== Exercise instructions ==
Return only the number of lines in the material below holding the string "Ctrl".

== Data supplied ==
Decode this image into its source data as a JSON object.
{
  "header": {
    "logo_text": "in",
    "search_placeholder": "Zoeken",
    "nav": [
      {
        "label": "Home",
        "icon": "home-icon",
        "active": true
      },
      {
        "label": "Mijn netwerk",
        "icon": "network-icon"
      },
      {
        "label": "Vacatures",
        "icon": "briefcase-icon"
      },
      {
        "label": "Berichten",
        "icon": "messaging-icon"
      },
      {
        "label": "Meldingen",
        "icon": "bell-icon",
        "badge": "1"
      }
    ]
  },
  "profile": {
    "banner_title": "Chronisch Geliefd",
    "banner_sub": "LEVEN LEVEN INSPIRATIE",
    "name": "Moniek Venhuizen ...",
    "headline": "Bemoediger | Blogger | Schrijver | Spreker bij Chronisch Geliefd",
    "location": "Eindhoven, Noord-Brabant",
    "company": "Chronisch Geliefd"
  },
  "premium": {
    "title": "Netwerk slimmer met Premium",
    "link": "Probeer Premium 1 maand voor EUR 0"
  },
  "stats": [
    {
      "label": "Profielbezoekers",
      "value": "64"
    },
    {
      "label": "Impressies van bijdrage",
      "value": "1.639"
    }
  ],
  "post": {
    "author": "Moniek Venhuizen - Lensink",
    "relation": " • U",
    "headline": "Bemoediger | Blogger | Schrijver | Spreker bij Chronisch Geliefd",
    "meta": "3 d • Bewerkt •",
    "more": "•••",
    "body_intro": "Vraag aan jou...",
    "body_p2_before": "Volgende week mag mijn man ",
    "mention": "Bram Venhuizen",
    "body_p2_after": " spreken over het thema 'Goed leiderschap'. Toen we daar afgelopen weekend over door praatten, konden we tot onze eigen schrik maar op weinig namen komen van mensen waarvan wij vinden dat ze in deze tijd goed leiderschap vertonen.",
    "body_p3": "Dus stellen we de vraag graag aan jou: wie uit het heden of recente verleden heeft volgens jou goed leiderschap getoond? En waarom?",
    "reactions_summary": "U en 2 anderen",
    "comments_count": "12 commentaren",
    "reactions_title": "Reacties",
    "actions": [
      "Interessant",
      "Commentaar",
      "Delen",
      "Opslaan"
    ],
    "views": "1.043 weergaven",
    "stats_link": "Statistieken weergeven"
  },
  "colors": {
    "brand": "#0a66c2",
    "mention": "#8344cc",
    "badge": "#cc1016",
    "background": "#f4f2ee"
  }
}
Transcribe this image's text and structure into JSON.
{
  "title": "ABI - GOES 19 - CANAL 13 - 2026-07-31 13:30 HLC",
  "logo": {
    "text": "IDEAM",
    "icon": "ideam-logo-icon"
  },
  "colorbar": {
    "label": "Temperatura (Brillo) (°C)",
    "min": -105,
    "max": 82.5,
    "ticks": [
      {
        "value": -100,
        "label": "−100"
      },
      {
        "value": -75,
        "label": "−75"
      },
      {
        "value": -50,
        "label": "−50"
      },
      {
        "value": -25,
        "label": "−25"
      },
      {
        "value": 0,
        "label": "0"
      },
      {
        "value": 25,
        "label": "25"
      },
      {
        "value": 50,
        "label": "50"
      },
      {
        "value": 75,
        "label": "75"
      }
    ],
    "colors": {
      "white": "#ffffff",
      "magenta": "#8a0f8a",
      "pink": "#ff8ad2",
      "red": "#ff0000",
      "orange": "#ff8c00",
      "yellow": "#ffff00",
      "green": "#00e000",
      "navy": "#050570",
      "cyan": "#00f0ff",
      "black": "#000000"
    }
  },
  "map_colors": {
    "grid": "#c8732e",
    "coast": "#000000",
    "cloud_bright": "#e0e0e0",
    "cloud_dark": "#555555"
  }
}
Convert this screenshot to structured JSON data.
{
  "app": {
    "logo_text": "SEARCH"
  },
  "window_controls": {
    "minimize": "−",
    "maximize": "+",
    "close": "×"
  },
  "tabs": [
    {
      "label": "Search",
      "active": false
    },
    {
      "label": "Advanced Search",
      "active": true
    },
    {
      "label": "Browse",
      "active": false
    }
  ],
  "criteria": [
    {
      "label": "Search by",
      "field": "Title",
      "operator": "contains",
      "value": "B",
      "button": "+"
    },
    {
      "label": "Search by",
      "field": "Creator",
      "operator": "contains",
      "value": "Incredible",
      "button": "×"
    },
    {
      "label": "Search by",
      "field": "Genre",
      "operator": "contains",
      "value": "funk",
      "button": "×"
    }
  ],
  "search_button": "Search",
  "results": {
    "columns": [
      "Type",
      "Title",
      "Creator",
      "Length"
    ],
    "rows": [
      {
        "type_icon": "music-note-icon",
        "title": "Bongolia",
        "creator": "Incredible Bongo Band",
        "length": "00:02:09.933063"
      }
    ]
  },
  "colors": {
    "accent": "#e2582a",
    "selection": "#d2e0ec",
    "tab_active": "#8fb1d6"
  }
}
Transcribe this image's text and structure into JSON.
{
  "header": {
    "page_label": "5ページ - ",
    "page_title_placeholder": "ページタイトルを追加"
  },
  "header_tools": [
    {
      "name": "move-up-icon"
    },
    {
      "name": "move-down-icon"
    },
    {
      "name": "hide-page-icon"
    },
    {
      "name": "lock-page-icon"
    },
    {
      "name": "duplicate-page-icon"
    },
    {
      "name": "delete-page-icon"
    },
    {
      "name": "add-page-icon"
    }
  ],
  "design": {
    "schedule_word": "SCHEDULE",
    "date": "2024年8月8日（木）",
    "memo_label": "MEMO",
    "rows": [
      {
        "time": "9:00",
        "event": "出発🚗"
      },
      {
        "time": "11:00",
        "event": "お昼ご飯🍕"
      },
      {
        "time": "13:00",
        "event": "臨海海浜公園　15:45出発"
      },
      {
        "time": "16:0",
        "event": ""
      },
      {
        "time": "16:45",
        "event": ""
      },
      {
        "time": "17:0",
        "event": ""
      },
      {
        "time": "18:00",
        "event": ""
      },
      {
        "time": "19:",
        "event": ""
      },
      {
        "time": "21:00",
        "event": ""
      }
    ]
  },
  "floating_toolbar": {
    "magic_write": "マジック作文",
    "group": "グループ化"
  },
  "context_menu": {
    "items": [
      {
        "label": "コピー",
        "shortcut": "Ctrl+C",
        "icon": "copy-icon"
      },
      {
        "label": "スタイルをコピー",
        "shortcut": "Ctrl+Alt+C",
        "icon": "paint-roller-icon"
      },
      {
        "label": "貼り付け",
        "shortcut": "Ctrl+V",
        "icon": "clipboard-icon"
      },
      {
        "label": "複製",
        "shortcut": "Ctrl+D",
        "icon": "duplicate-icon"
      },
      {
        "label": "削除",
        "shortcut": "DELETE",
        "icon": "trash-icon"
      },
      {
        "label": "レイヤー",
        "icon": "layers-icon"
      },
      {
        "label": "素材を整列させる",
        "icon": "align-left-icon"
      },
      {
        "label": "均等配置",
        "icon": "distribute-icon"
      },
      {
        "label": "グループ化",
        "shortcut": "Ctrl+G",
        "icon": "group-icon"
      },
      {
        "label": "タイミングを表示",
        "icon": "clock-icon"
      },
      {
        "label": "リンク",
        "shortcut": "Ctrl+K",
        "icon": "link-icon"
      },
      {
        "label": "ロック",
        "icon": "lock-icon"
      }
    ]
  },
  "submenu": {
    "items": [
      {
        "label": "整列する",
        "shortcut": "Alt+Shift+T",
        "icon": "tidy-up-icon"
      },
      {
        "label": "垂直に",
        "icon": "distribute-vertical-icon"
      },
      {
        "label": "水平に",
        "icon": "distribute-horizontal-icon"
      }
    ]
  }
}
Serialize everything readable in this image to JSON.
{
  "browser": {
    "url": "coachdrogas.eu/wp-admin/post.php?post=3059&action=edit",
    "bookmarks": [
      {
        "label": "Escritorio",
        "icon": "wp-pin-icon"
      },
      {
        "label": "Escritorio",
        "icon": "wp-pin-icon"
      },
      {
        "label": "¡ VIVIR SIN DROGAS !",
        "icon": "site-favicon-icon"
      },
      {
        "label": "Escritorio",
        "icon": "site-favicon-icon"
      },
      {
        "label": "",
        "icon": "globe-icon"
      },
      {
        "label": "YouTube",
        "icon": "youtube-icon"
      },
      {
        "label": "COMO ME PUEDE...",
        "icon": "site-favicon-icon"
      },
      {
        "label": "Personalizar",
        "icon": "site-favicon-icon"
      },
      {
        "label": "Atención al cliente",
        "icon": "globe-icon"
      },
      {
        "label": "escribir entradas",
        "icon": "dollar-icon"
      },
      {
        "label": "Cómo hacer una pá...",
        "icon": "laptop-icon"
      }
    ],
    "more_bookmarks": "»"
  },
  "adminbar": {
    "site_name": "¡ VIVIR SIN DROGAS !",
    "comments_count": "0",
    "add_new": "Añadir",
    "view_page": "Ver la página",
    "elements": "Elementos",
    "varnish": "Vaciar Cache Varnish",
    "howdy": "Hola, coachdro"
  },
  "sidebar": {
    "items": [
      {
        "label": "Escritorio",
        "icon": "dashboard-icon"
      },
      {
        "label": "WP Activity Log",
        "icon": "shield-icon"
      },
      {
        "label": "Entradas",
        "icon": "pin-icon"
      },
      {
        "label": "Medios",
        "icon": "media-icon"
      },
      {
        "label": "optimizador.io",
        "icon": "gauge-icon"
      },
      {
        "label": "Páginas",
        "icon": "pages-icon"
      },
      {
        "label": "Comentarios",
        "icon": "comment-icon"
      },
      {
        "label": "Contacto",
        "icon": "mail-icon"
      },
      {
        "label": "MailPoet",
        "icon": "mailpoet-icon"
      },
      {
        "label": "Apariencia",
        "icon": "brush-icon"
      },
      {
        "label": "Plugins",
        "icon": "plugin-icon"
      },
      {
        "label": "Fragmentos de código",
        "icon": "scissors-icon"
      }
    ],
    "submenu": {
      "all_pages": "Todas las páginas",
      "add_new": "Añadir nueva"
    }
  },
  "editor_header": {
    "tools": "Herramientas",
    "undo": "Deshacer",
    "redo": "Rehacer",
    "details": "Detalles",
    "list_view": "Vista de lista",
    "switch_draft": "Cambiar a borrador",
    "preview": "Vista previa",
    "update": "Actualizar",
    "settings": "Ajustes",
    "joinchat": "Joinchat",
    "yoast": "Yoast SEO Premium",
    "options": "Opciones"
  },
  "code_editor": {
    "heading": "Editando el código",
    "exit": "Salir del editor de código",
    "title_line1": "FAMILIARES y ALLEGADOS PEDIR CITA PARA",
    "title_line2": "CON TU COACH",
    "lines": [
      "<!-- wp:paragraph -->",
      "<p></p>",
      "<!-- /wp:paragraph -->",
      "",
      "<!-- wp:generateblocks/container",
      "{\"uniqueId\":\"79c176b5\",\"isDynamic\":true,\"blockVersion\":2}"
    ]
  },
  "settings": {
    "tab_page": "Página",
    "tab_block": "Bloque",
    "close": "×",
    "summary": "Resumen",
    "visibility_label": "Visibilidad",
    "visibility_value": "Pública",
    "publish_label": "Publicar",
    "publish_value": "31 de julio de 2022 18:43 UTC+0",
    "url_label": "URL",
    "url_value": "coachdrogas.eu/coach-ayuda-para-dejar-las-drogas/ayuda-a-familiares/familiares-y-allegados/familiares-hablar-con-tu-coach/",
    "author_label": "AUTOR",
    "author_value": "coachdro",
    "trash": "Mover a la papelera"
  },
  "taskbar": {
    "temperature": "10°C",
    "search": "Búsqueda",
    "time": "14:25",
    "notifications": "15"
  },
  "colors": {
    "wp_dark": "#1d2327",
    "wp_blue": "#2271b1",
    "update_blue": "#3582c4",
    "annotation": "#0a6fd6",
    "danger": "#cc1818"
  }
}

== Solution to the exercise ==
6